Malamud's first novel, published in 1952, is also the first--and some would say still the best--novel ever written about baseball. In it Malamud takes on the story of a superbly gifted "natural" at play in the fields of the old daylight baseball era--and invests it with the hardscrabble poetry, grand and believable, that runs through all his best work.
  • Produktdetails
  • FSG Classics
  • Verlag: FARRAR STRAUSS & GIROUX
  • Seitenzahl: 231
  • Altersempfehlung: 14 bis 18 Jahre
  • Erscheinungstermin: Juli 2003
  • Englisch
  • Abmessung: 210mm x 139mm x 16mm
  • Gewicht: 222g
  • ISBN-13: 9780374502003
  • ISBN-10: 0374502005
  • Artikelnr.: 21102757
Autorenporträt
Bernard Malamud, one of America's most important novelists and short-story writers, was born in Brooklyn in 1914. He took his B.A. degree at the City College of New York and his M.A. at Colombia University.

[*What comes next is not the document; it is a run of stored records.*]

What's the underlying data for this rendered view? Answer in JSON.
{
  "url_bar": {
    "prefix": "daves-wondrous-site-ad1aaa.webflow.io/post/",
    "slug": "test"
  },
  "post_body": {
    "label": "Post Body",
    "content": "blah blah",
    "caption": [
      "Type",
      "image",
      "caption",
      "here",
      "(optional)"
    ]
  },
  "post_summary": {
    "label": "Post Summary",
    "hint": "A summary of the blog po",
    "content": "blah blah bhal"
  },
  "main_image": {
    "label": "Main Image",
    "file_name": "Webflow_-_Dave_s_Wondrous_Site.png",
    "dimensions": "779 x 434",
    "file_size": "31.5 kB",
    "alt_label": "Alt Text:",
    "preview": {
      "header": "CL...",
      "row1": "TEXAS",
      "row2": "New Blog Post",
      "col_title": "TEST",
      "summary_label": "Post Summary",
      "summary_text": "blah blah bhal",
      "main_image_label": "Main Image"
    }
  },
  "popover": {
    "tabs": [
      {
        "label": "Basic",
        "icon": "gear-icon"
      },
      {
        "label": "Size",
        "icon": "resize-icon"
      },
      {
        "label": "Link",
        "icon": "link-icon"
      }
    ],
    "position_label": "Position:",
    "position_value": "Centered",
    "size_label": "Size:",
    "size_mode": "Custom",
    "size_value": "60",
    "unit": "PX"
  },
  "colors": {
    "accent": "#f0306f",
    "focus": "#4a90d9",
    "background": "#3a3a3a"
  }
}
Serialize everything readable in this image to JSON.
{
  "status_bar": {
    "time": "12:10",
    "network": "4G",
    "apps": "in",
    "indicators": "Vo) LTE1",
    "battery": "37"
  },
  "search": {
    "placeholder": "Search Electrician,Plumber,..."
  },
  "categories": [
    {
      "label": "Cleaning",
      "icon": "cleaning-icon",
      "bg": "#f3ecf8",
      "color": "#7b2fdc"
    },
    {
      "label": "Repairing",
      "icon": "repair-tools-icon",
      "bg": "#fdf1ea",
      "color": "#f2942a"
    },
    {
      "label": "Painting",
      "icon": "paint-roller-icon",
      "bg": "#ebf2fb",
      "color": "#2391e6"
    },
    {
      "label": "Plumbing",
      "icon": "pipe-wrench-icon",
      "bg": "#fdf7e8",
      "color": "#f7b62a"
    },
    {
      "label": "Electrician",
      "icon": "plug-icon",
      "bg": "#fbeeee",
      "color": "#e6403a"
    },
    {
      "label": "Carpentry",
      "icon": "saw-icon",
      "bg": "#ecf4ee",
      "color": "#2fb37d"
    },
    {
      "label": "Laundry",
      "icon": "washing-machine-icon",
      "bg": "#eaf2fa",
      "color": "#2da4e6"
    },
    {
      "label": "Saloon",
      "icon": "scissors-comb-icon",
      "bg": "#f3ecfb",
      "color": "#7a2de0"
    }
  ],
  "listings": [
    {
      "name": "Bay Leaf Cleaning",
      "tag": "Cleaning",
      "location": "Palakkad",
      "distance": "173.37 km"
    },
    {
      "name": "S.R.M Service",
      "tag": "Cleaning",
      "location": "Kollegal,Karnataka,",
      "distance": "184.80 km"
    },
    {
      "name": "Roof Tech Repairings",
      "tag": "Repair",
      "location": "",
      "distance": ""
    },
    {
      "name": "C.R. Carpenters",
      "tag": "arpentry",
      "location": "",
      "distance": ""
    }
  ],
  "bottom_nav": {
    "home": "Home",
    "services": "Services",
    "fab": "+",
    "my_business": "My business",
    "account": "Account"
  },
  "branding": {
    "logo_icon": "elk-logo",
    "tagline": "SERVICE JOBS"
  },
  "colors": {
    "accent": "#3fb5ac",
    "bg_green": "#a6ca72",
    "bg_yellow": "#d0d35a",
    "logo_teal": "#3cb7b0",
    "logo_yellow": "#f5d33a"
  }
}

From 1940 to 1949 he taught in various New York schools, and then joined the staff of Oregon State University, where he stayed until 1961. Thereafter, he taught at Bennington State College, Vermont. His remarkable, and uncharacteristic first novel, The Natural, appeared in 1952. Malamud received international acclaim with the publication of The Assistant (1957, winner of the Rosenthal Award and the Daroff Memorial Award). His other works include The Magic Barrel (1958, winner of the National Book Award), Idiots First (1963, short stories), The Fixer (1966, winner of a second National Book Award and a Pulitzer Prize), Pictures of Fidelman (1969), The Tenants (1971), Rembrandt's Hat (1973, short stories), Dubin's Lives (1979) and God's Grace (1982). Bernard Malamud was made a member of the National Institute of Arts and Letters, USA, in 1964, a member of the American Academy of Arts and Sciences in 1967, and won a major Italian award, the Premio Mondello, in 1985. Benard Malamud died in 1986.